9. The hardest part about nights is: Unrelenting pain.
10. Each day I take 22 pills & vitamins. (No comments, please)
11. Regarding alternative treatments I: Use some creams, drink some teas, and eat natural foods. I have not yet tried others, but am open to them.
12. If I had to choose between an invisible illness or visible I would choose: As hard as it is sometimes, I’d choose invisible. There are days when I “look” normal, which gives me the opportunity to keep my illnesses to myself. When I’m in a wheelchair or using my rollator, people look a bit too long, and often ask what’s wrong. It helps me to understand the strength of those that must deal with that every day.
13. Regarding working and career: I’m in transition. I spent the first two years after diagnosis trying to move forward in my career as if nothing had changed. Finally, I got so sick that I could no longer work at all, and I’ve been on disability for 8 months. Now, I just want to be well enough to work again in some capacity. Whatever that looks like, I am certain the career I build now will look quite different.
14. People would be surprised to know: I am in pain 100% of the time, but my fatigue is as debilitating as the pain – some days more so. And I feel like a definition is needed here. Fatigue = flu-like symptoms every day, not simply being sleepy.
15. The hardest thing to accept about my new reality has been: That my body is often incapable of doing what my heart and mind want to accomplish.
16. Something I never thought I could do with my illness that I did was: Talk about it so openly. I even started a blog on the topic!
17. The commercials about my illness: Are infuriating. Most actors in them are 50+, though women in their 30s, like me, are the most likely RA sufferers. Commercials also imply greater remission rates than patients actually realize.

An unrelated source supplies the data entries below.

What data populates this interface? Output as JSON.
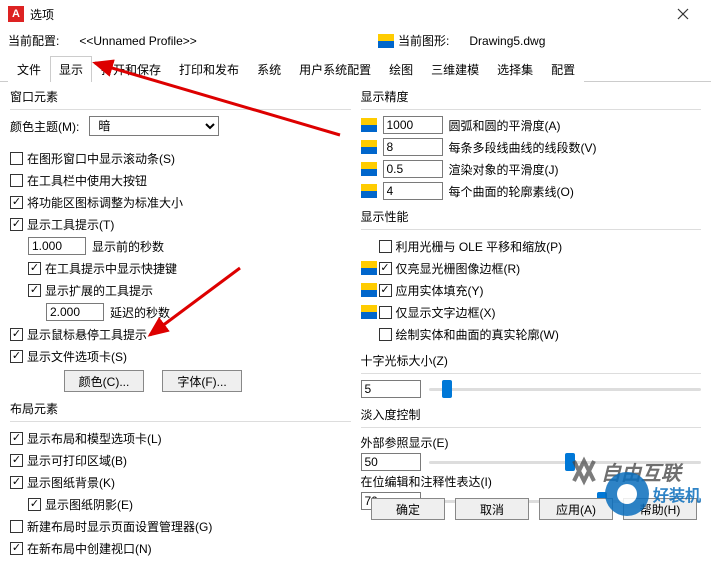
{
  "window": {
    "title": "选项"
  },
  "profile": {
    "current_label": "当前配置:",
    "current_value": "<<Unnamed Profile>>",
    "drawing_label": "当前图形:",
    "drawing_value": "Drawing5.dwg"
  },
  "tabs": [
    "文件",
    "显示",
    "打开和保存",
    "打印和发布",
    "系统",
    "用户系统配置",
    "绘图",
    "三维建模",
    "选择集",
    "配置"
  ],
  "active_tab": 1,
  "left": {
    "window_elements": {
      "title": "窗口元素",
      "color_theme_label": "颜色主题(M):",
      "color_theme_value": "暗",
      "show_scrollbars": "在图形窗口中显示滚动条(S)",
      "use_large_buttons": "在工具栏中使用大按钮",
      "resize_ribbon": "将功能区图标调整为标准大小",
      "show_tooltips": "显示工具提示(T)",
      "seconds_value": "1.000",
      "seconds_label": "显示前的秒数",
      "show_shortcuts": "在工具提示中显示快捷键",
      "show_extended": "显示扩展的工具提示",
      "delay_value": "2.000",
      "delay_label": "延迟的秒数",
      "show_rollover": "显示鼠标悬停工具提示",
      "show_file_tabs": "显示文件选项卡(S)",
      "colors_btn": "颜色(C)...",
      "fonts_btn": "字体(F)..."
    },
    "layout_elements": {
      "title": "布局元素",
      "show_layout_tabs": "显示布局和模型选项卡(L)",
      "show_printable": "显示可打印区域(B)",
      "show_paper_bg": "显示图纸背景(K)",
      "show_paper_shadow": "显示图纸阴影(E)",
      "new_layout_pagesetup": "新建布局时显示页面设置管理器(G)",
      "create_viewport": "在新布局中创建视口(N)"
    }
  },
  "right": {
    "precision": {
      "title": "显示精度",
      "arc_value": "1000",
      "arc_label": "圆弧和圆的平滑度(A)",
      "seg_value": "8",
      "seg_label": "每条多段线曲线的线段数(V)",
      "render_value": "0.5",
      "render_label": "渲染对象的平滑度(J)",
      "surface_value": "4",
      "surface_label": "每个曲面的轮廓素线(O)"
    },
    "performance": {
      "title": "显示性能",
      "pan_zoom": "利用光栅与 OLE 平移和缩放(P)",
      "highlight_frame": "仅亮显光栅图像边框(R)",
      "solid_fill": "应用实体填充(Y)",
      "text_frame": "仅显示文字边框(X)",
      "true_silhouette": "绘制实体和曲面的真实轮廓(W)"
    },
    "crosshair": {
      "title": "十字光标大小(Z)",
      "value": "5"
    },
    "fade": {
      "title": "淡入度控制",
      "xref_label": "外部参照显示(E)",
      "xref_value": "50",
      "inplace_label": "在位编辑和注释性表达(I)",
      "inplace_value": "70"
    }
  },
  "footer": {
    "ok": "确定",
    "cancel": "取消",
    "apply": "应用(A)",
    "help": "帮助(H)"
  },
  "watermark": "自由互联",
  "watermark2": "好装机"
}
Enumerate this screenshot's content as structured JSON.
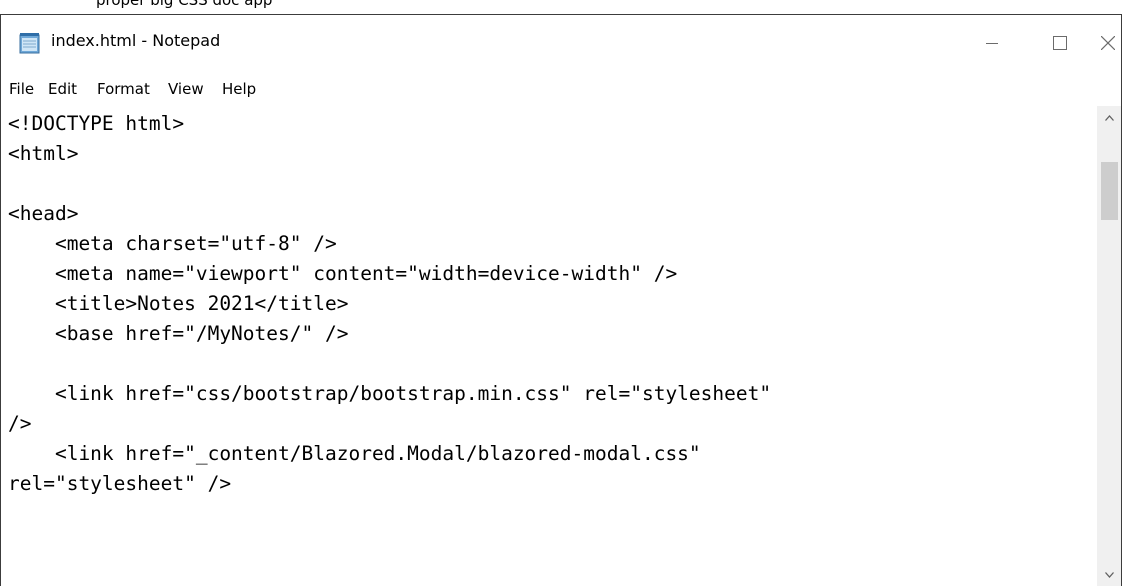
{
  "caption": "proper big CSS doc app",
  "window": {
    "title": "index.html - Notepad",
    "app_icon": "notepad-icon"
  },
  "controls": {
    "minimize_icon": "minimize-icon",
    "maximize_icon": "maximize-icon",
    "close_icon": "close-icon"
  },
  "menu": [
    "File",
    "Edit",
    "Format",
    "View",
    "Help"
  ],
  "lines": [
    "<!DOCTYPE html>",
    "<html>",
    "",
    "<head>",
    "    <meta charset=\"utf-8\" />",
    "    <meta name=\"viewport\" content=\"width=device-width\" />",
    "    <title>Notes 2021</title>",
    "    <base href=\"/MyNotes/\" />",
    "",
    "    <link href=\"css/bootstrap/bootstrap.min.css\" rel=\"stylesheet\"",
    "/>",
    "    <link href=\"_content/Blazored.Modal/blazored-modal.css\"",
    "rel=\"stylesheet\" />"
  ],
  "scrollbar": {
    "up_icon": "scroll-up-arrow-icon",
    "down_icon": "scroll-down-arrow-icon"
  }
}
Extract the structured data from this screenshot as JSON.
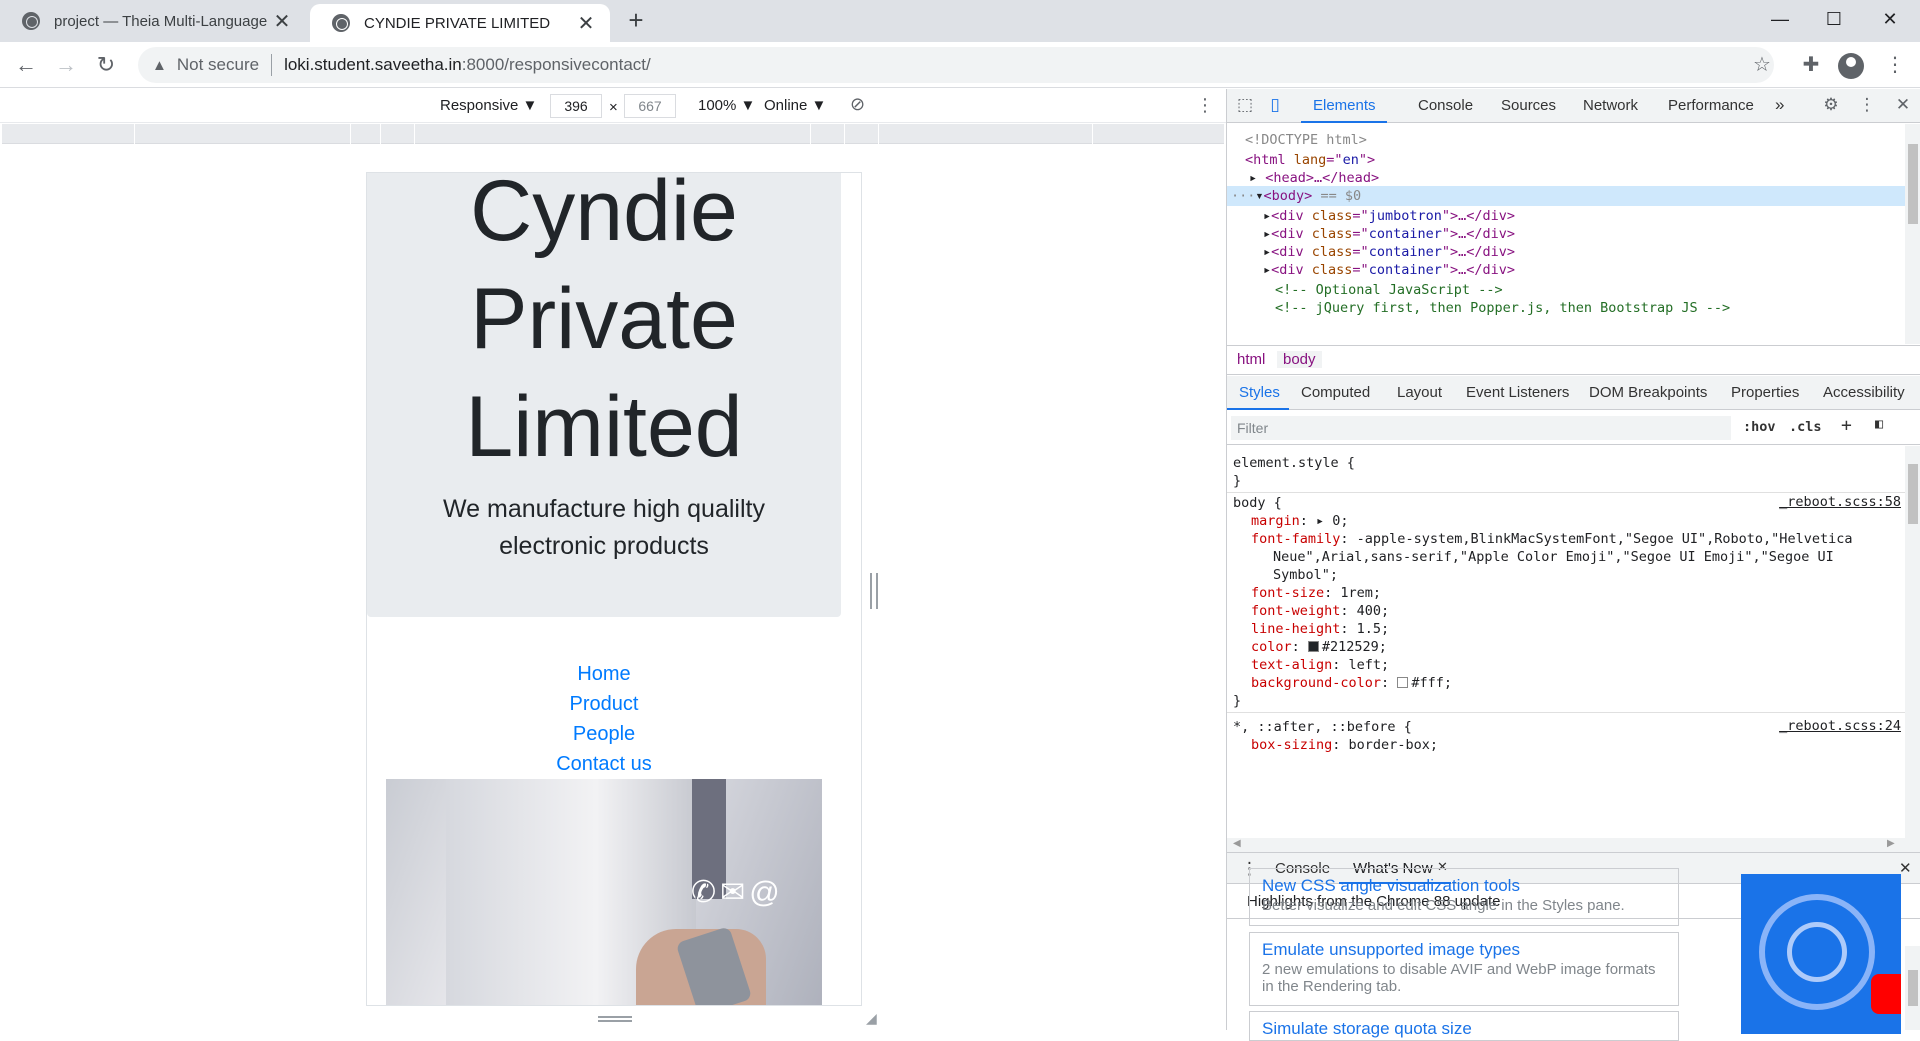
{
  "browser": {
    "tabs": [
      {
        "title": "project — Theia Multi-Language",
        "close": "✕"
      },
      {
        "title": "CYNDIE PRIVATE LIMITED",
        "close": "✕"
      }
    ],
    "new_tab": "+",
    "window_controls": {
      "minimize": "—",
      "maximize": "☐",
      "close": "✕"
    },
    "address": {
      "security_label": "Not secure",
      "host": "loki.student.saveetha.in",
      "path": ":8000/responsivecontact/"
    }
  },
  "device_toolbar": {
    "mode": "Responsive ▼",
    "width": "396",
    "times": "×",
    "height": "667",
    "zoom": "100% ▼",
    "network": "Online ▼"
  },
  "page": {
    "jumbotron": {
      "title": "Cyndie Private Limited",
      "lead": "We manufacture high qualilty electronic products"
    },
    "nav": [
      "Home",
      "Product",
      "People",
      "Contact us"
    ]
  },
  "devtools": {
    "tabs": [
      "Elements",
      "Console",
      "Sources",
      "Network",
      "Performance"
    ],
    "more": "»",
    "dom": {
      "doctype": "<!DOCTYPE html>",
      "html_open": [
        "<html ",
        "lang",
        "=\"",
        "en",
        "\">"
      ],
      "head": "<head>…</head>",
      "body": [
        "<body>",
        " == $0"
      ],
      "divs": [
        "jumbotron",
        "container",
        "container",
        "container"
      ],
      "comment1": "<!-- Optional JavaScript -->",
      "comment2": "<!-- jQuery first, then Popper.js, then Bootstrap JS -->"
    },
    "breadcrumbs": [
      "html",
      "body"
    ],
    "subtabs": [
      "Styles",
      "Computed",
      "Layout",
      "Event Listeners",
      "DOM Breakpoints",
      "Properties",
      "Accessibility"
    ],
    "filter": {
      "placeholder": "Filter",
      "hov": ":hov",
      "cls": ".cls",
      "plus": "+"
    },
    "styles": {
      "element_style": "element.style {",
      "close": "}",
      "body_selector": "body {",
      "body_source": "_reboot.scss:58",
      "body_props": [
        {
          "name": "margin",
          "value": "▸ 0;"
        },
        {
          "name": "font-family",
          "value": "-apple-system,BlinkMacSystemFont,\"Segoe UI\",Roboto,\"Helvetica"
        },
        {
          "name": "",
          "value": "Neue\",Arial,sans-serif,\"Apple Color Emoji\",\"Segoe UI Emoji\",\"Segoe UI"
        },
        {
          "name": "",
          "value": "Symbol\";"
        },
        {
          "name": "font-size",
          "value": "1rem;"
        },
        {
          "name": "font-weight",
          "value": "400;"
        },
        {
          "name": "line-height",
          "value": "1.5;"
        },
        {
          "name": "color",
          "value": "#212529;"
        },
        {
          "name": "text-align",
          "value": "left;"
        },
        {
          "name": "background-color",
          "value": "#fff;"
        }
      ],
      "universal_selector": "*, ::after, ::before {",
      "universal_source": "_reboot.scss:24",
      "universal_prop": {
        "name": "box-sizing",
        "value": "border-box;"
      }
    },
    "drawer": {
      "tabs": [
        "Console",
        "What's New"
      ],
      "headline": "Highlights from the Chrome 88 update",
      "cards": [
        {
          "title": "New CSS angle visualization tools",
          "desc": "Better visualize and edit CSS angle in the Styles pane."
        },
        {
          "title": "Emulate unsupported image types",
          "desc": "2 new emulations to disable AVIF and WebP image formats in the Rendering tab."
        },
        {
          "title": "Simulate storage quota size",
          "desc": ""
        }
      ]
    }
  },
  "colors": {
    "accent": "#1a73e8",
    "link": "#007bff",
    "jumbotron": "#e9ecef",
    "swatch_color": "#212529",
    "swatch_bg": "#ffffff"
  }
}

18. Something I really miss doing since I was diagnosed is: Having the energy to fully enjoy life with my partner and son. I cherish every second I have with them.

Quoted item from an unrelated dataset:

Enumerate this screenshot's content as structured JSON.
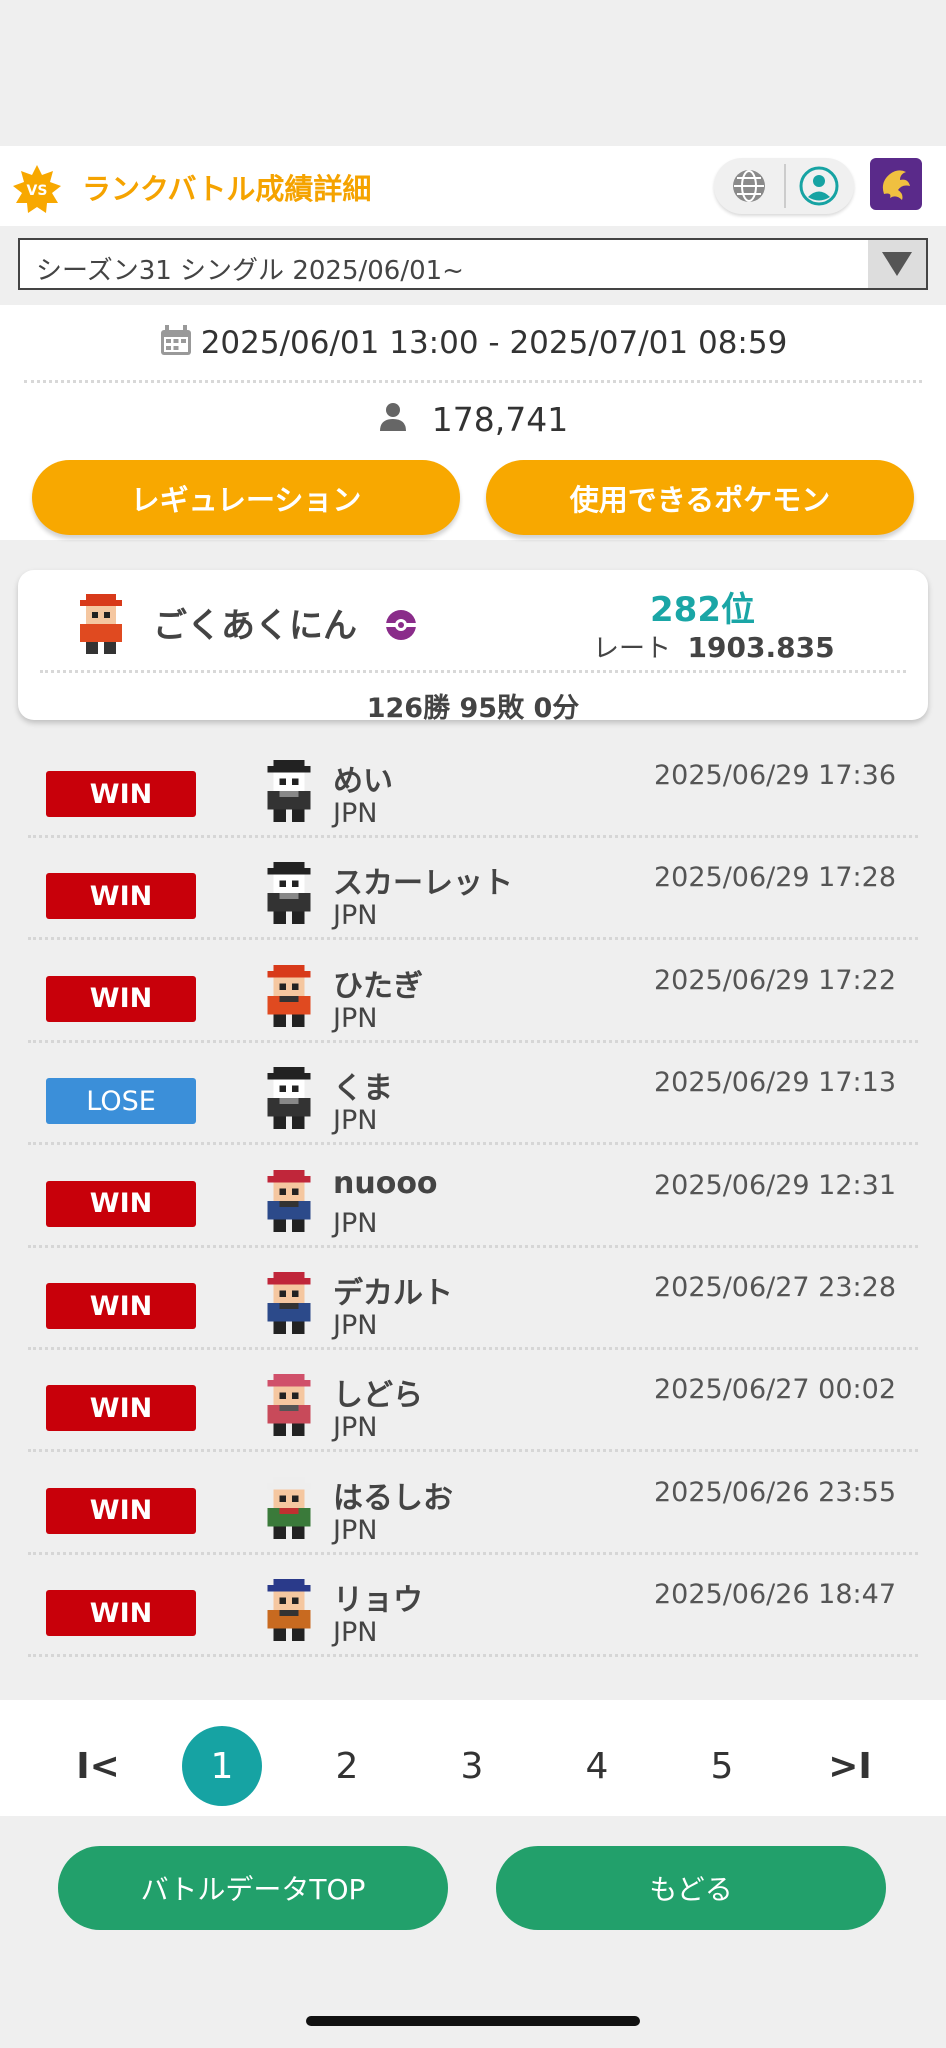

19. It was really hard to have to give up: Knowing how I’d feel tomorrow. Oh, and bread. 🙂
20. A new hobby I have taken up since my diagnosis is: Meditation.
21. If I could have one day of feeling normal again I would: See #18.
22. My illness has taught me: To be happy with today, no matter what it looks like. I no longer wait for some event in the future to make me happy. I look at my many blessings today, and focus my on those. I am happy and at peace every day.
23. Want to know a secret? One thing people say that gets under my skin is: When people equate their grandmother’s osteoarthritis in her wrist to my autoimmune disease.
24. But I love it when people: Ask about my illness, and genuinely want to learn more about the disease, or about me.
25. My favorite motto, scripture, quote that gets me through tough times is: “Peace is the result of retraining your mind to process life as it is, rather than as you think it should be.” – Wayne W. Dyer
26. When someone is diagnosed I’d like to tell them: That they’re not alone. There are fantastic bloggers out there, amazing resource sites full of information, and great communities where you can learn and connect with wonderful people who will help you through the shock of the initial diagnosis. You’ll find your own strength as you go, and this virtual community can help in so many ways. I lean on and learn a ton from them.
27. Something that has surprised me about living with an illness is: As they’ve made me weaker physically, my illnesses have made me stronger mentally. As a result of dealing with serious chronic illness, I have far more courage of my convictions in all aspects of my life.
28. The nicest thing someone did for me when I wasn’t feeling well was: Seeing me, and not just my illnesses. Despite my wheelchair/rollator/cane/limp, I am the same person, and it can be easy to forget that. Those closest to me have not.
29. I’m involved with Invisible Illness Week because: Awareness is necessary. So many suffer with invisible illnesses, and many are misunderstood, underfunded, and in need of both for research and new therapies.
30. The fact that you read this list makes me feel: So grateful. Thank you for taking the time, and for your support of Invisible Illness Week!